Entries taken from a collection:
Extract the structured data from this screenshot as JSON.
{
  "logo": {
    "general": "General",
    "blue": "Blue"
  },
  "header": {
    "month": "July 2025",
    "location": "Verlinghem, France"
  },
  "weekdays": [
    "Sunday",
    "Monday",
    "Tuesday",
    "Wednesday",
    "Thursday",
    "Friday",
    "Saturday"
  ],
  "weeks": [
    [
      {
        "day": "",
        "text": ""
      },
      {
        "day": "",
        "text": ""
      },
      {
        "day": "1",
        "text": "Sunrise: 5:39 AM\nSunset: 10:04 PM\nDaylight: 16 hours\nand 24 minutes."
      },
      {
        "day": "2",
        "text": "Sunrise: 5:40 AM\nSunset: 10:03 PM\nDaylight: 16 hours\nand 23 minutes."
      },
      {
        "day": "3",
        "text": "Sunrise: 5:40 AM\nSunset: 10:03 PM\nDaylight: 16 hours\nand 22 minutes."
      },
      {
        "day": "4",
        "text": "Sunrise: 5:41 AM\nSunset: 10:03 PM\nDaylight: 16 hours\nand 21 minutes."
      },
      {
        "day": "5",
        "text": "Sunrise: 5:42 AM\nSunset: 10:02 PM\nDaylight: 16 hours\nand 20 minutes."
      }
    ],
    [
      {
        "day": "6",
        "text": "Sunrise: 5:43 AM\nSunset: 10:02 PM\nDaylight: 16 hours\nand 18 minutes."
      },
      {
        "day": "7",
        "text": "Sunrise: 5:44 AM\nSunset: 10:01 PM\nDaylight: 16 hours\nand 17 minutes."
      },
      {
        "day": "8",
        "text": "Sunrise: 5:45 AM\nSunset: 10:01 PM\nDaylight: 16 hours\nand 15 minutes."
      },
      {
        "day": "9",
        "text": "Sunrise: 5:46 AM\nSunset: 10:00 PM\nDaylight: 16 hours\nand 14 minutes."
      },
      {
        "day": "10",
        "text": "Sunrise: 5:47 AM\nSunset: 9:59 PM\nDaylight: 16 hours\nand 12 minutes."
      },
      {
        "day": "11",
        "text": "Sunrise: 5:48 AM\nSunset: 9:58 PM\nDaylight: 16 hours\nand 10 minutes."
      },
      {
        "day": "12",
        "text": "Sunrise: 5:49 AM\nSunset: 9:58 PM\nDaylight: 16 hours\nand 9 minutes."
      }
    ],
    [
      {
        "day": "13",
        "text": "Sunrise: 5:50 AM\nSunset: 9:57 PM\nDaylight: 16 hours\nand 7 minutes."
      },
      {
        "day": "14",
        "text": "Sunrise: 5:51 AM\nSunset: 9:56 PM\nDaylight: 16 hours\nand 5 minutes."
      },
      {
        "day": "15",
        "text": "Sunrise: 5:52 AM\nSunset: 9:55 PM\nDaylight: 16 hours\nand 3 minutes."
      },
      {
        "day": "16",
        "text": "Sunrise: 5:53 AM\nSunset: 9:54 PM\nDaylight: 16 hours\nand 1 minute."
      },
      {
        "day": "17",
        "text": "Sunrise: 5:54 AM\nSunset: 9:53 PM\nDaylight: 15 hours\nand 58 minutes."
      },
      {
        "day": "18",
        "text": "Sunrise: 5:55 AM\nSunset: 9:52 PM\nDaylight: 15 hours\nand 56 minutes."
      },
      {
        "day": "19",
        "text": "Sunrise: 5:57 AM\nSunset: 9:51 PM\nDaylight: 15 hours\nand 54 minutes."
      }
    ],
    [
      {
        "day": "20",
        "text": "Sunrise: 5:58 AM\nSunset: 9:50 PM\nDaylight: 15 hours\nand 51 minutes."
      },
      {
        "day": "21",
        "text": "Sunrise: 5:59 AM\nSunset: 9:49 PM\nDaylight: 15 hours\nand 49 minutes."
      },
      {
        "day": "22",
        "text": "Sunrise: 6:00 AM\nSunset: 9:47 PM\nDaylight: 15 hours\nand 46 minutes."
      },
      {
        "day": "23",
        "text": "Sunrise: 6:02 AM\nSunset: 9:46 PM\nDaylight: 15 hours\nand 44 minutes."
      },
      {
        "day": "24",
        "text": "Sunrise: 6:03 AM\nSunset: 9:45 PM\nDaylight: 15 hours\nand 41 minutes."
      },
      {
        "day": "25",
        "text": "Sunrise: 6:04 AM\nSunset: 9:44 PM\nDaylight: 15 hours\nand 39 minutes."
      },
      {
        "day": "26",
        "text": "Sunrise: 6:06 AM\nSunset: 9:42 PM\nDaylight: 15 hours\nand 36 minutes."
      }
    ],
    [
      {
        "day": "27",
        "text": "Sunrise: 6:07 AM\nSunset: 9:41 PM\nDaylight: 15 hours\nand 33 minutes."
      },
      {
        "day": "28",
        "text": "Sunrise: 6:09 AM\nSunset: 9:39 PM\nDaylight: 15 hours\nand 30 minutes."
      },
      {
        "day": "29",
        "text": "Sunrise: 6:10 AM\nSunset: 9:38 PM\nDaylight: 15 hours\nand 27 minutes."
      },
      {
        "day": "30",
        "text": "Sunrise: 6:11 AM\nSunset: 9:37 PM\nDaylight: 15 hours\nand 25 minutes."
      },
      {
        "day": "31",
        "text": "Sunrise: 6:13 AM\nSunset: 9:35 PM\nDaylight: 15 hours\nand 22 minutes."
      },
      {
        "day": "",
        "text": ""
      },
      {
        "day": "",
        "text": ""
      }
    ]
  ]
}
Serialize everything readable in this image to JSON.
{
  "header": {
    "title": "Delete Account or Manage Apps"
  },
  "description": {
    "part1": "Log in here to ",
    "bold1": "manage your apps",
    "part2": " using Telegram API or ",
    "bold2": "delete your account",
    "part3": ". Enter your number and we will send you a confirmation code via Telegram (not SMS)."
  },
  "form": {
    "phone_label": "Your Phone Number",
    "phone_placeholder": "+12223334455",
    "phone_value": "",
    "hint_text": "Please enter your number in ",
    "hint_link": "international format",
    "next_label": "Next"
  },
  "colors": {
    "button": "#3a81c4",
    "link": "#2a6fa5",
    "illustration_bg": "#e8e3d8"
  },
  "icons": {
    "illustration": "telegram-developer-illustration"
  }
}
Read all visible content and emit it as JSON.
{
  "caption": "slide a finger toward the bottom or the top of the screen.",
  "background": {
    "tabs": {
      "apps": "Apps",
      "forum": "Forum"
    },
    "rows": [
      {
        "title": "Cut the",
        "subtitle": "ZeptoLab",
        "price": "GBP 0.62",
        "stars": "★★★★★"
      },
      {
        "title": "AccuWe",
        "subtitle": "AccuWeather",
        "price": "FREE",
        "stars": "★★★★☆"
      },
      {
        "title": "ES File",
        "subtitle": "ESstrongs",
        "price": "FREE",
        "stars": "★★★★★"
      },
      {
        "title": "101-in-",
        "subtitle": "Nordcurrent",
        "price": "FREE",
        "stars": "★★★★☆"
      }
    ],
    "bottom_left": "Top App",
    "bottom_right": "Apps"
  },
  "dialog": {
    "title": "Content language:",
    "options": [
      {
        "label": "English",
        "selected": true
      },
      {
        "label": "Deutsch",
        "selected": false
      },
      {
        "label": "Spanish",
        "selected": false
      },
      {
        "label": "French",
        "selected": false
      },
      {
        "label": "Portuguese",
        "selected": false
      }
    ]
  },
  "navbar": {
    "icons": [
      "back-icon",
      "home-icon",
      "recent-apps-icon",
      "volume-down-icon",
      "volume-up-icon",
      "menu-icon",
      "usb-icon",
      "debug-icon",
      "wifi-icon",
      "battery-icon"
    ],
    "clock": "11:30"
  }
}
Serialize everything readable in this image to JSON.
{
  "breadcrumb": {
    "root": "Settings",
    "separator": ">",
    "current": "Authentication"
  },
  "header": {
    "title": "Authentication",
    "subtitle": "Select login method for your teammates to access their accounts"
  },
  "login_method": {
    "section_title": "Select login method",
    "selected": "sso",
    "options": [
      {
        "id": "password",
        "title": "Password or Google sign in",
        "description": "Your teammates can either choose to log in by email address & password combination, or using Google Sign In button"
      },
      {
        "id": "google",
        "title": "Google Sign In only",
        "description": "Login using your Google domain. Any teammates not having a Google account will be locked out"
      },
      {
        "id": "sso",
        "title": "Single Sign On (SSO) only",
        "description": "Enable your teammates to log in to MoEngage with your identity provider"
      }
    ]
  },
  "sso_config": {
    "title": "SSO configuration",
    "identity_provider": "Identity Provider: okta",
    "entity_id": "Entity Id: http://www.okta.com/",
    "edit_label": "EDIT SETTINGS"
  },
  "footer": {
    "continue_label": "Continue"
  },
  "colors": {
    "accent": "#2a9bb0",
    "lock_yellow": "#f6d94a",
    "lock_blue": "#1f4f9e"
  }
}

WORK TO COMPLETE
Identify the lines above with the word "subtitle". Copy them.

THE COMPLETED TASK
        "subtitle": "ZeptoLab",
        "subtitle": "AccuWeather",
        "subtitle": "ESstrongs",
        "subtitle": "Nordcurrent",
    "subtitle": "Select login method for your teammates to access their accounts"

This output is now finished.